§ Task prompt
Nothing in the records may be left out or altered; reproduce them all exactly.

§ Interface dataset entries
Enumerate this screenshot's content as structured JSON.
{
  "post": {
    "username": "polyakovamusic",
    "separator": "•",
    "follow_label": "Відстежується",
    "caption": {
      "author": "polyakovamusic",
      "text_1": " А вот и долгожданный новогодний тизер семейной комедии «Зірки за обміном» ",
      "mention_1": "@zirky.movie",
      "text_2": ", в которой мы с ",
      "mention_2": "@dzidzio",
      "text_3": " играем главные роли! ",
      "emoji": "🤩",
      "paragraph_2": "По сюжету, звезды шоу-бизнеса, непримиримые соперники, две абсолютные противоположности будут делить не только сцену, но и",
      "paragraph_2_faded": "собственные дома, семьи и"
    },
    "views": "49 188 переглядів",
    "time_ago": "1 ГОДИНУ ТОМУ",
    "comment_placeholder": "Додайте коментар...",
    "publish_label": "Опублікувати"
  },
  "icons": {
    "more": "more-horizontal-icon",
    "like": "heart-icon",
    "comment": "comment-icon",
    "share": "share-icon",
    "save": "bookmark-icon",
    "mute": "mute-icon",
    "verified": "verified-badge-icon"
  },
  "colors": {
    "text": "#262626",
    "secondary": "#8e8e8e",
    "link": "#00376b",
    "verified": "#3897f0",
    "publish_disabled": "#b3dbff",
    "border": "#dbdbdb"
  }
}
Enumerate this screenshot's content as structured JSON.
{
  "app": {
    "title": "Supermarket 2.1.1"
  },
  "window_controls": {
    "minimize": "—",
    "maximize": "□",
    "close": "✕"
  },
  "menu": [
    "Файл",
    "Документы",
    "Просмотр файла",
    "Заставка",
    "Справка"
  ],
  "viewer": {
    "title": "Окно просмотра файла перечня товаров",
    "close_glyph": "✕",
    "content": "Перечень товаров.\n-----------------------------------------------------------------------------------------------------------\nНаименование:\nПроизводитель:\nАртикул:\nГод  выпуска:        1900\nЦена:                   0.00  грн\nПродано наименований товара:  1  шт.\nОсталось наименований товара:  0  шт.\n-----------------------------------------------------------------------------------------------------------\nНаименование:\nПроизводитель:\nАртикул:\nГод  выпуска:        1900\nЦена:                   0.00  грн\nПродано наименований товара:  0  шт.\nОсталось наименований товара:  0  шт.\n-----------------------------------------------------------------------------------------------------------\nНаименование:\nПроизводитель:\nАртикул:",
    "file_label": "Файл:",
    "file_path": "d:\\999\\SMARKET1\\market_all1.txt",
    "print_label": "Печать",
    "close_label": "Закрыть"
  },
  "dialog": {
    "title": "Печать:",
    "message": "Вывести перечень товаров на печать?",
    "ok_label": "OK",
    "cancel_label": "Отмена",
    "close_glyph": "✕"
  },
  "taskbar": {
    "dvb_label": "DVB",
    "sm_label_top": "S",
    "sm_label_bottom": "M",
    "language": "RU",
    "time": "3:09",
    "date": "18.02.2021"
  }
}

§ Your response
Enumerate this screenshot's content as structured JSON.
{
  "post": {
    "username": "polyakovamusic",
    "separator": "•",
    "follow_label": "Відстежується",
    "caption": {
      "author": "polyakovamusic",
      "text_1": " А вот и долгожданный новогодний тизер семейной комедии «Зірки за обміном» ",
      "mention_1": "@zirky.movie",
      "text_2": ", в которой мы с ",
      "mention_2": "@dzidzio",
      "text_3": " играем главные роли! ",
      "emoji": "🤩",
      "paragraph_2": "По сюжету, звезды шоу-бизнеса, непримиримые соперники, две абсолютные противоположности будут делить не только сцену, но и",
      "paragraph_2_faded": "собственные дома, семьи и"
    },
    "views": "49 188 переглядів",
    "time_ago": "1 ГОДИНУ ТОМУ",
    "comment_placeholder": "Додайте коментар...",
    "publish_label": "Опублікувати"
  },
  "icons": {
    "more": "more-horizontal-icon",
    "like": "heart-icon",
    "comment": "comment-icon",
    "share": "share-icon",
    "save": "bookmark-icon",
    "mute": "mute-icon",
    "verified": "verified-badge-icon"
  },
  "colors": {
    "text": "#262626",
    "secondary": "#8e8e8e",
    "link": "#00376b",
    "verified": "#3897f0",
    "publish_disabled": "#b3dbff",
    "border": "#dbdbdb"
  }
}
Enumerate this screenshot's content as structured JSON.
{
  "app": {
    "title": "Supermarket 2.1.1"
  },
  "window_controls": {
    "minimize": "—",
    "maximize": "□",
    "close": "✕"
  },
  "menu": [
    "Файл",
    "Документы",
    "Просмотр файла",
    "Заставка",
    "Справка"
  ],
  "viewer": {
    "title": "Окно просмотра файла перечня товаров",
    "close_glyph": "✕",
    "content": "Перечень товаров.\n-----------------------------------------------------------------------------------------------------------\nНаименование:\nПроизводитель:\nАртикул:\nГод  выпуска:        1900\nЦена:                   0.00  грн\nПродано наименований товара:  1  шт.\nОсталось наименований товара:  0  шт.\n-----------------------------------------------------------------------------------------------------------\nНаименование:\nПроизводитель:\nАртикул:\nГод  выпуска:        1900\nЦена:                   0.00  грн\nПродано наименований товара:  0  шт.\nОсталось наименований товара:  0  шт.\n-----------------------------------------------------------------------------------------------------------\nНаименование:\nПроизводитель:\nАртикул:",
    "file_label": "Файл:",
    "file_path": "d:\\999\\SMARKET1\\market_all1.txt",
    "print_label": "Печать",
    "close_label": "Закрыть"
  },
  "dialog": {
    "title": "Печать:",
    "message": "Вывести перечень товаров на печать?",
    "ok_label": "OK",
    "cancel_label": "Отмена",
    "close_glyph": "✕"
  },
  "taskbar": {
    "dvb_label": "DVB",
    "sm_label_top": "S",
    "sm_label_bottom": "M",
    "language": "RU",
    "time": "3:09",
    "date": "18.02.2021"
  }
}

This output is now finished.